How to complete this task:
Could you report every line of the listing below that holds the word "location"?

*** Opening of Excerpted data ***

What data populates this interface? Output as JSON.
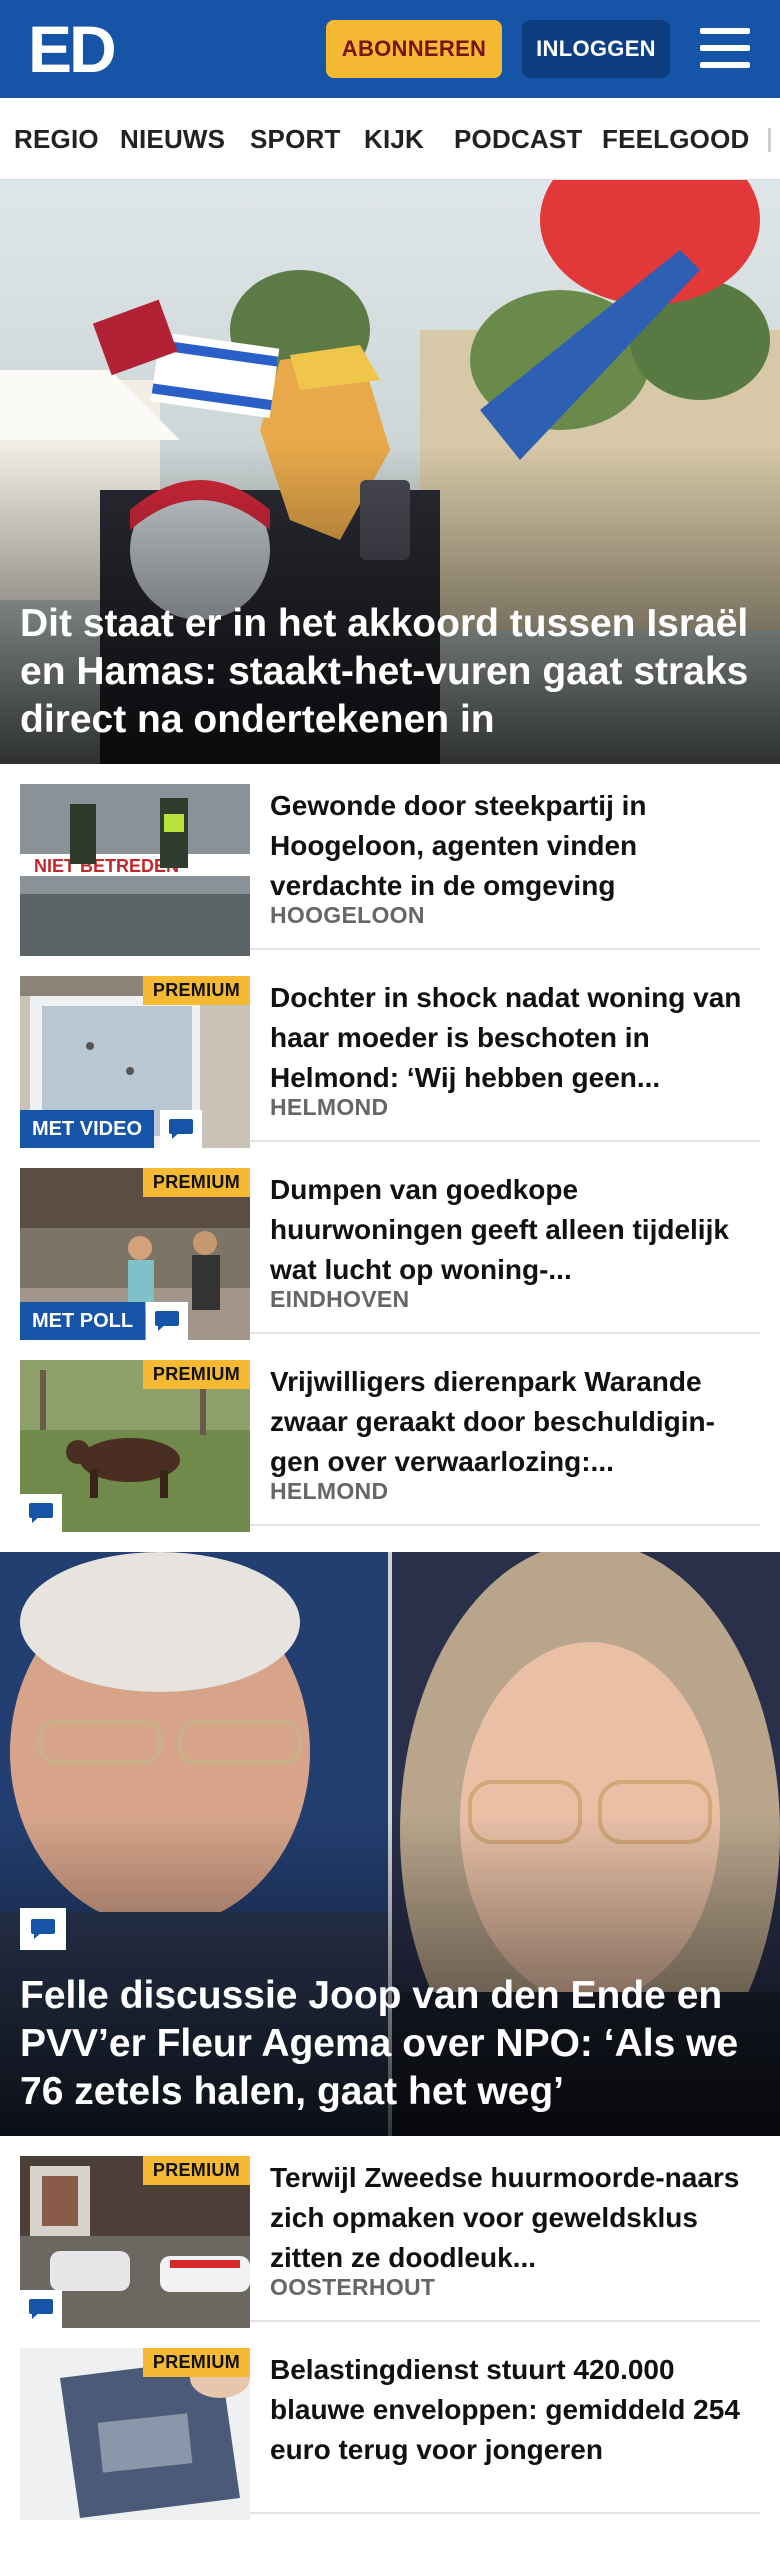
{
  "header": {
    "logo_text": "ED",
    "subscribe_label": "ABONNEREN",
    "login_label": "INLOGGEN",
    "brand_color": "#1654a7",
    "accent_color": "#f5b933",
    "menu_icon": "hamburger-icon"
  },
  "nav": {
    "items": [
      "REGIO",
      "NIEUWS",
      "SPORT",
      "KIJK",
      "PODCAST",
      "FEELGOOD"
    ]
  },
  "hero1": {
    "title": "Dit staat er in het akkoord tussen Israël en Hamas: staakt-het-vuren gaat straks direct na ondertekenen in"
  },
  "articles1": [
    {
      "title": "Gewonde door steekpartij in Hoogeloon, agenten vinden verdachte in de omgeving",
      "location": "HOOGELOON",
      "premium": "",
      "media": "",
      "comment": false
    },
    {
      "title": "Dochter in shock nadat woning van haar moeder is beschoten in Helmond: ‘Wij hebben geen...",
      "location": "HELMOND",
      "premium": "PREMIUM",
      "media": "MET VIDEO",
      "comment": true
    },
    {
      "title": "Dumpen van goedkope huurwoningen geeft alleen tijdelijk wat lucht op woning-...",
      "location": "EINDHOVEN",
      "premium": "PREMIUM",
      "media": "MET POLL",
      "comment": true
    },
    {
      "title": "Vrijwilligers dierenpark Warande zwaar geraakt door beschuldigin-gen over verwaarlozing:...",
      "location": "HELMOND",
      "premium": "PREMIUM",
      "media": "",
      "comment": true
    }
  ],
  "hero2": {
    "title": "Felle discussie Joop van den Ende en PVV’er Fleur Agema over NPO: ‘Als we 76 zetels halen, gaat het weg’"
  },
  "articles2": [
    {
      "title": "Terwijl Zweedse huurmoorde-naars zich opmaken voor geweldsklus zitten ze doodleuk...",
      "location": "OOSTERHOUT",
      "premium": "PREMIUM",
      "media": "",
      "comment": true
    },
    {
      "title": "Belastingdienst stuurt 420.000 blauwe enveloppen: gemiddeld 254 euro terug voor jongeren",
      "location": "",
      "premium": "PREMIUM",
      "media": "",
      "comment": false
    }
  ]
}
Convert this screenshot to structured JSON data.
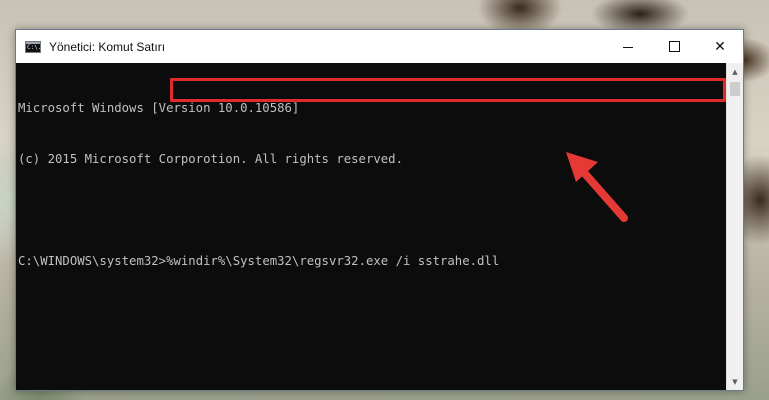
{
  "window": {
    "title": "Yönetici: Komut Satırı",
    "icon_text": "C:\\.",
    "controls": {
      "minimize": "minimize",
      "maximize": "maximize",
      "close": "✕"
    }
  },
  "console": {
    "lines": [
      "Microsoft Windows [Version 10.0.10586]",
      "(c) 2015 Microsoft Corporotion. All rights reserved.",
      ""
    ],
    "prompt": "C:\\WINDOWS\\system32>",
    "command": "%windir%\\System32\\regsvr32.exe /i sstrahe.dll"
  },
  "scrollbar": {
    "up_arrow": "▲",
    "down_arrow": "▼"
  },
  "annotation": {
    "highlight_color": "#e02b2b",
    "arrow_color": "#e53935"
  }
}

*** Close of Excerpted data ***

Answer box:
      "location": "HOOGELOON",
      "location": "HELMOND",
      "location": "EINDHOVEN",
      "location": "HELMOND",
      "location": "OOSTERHOUT",
      "location": "",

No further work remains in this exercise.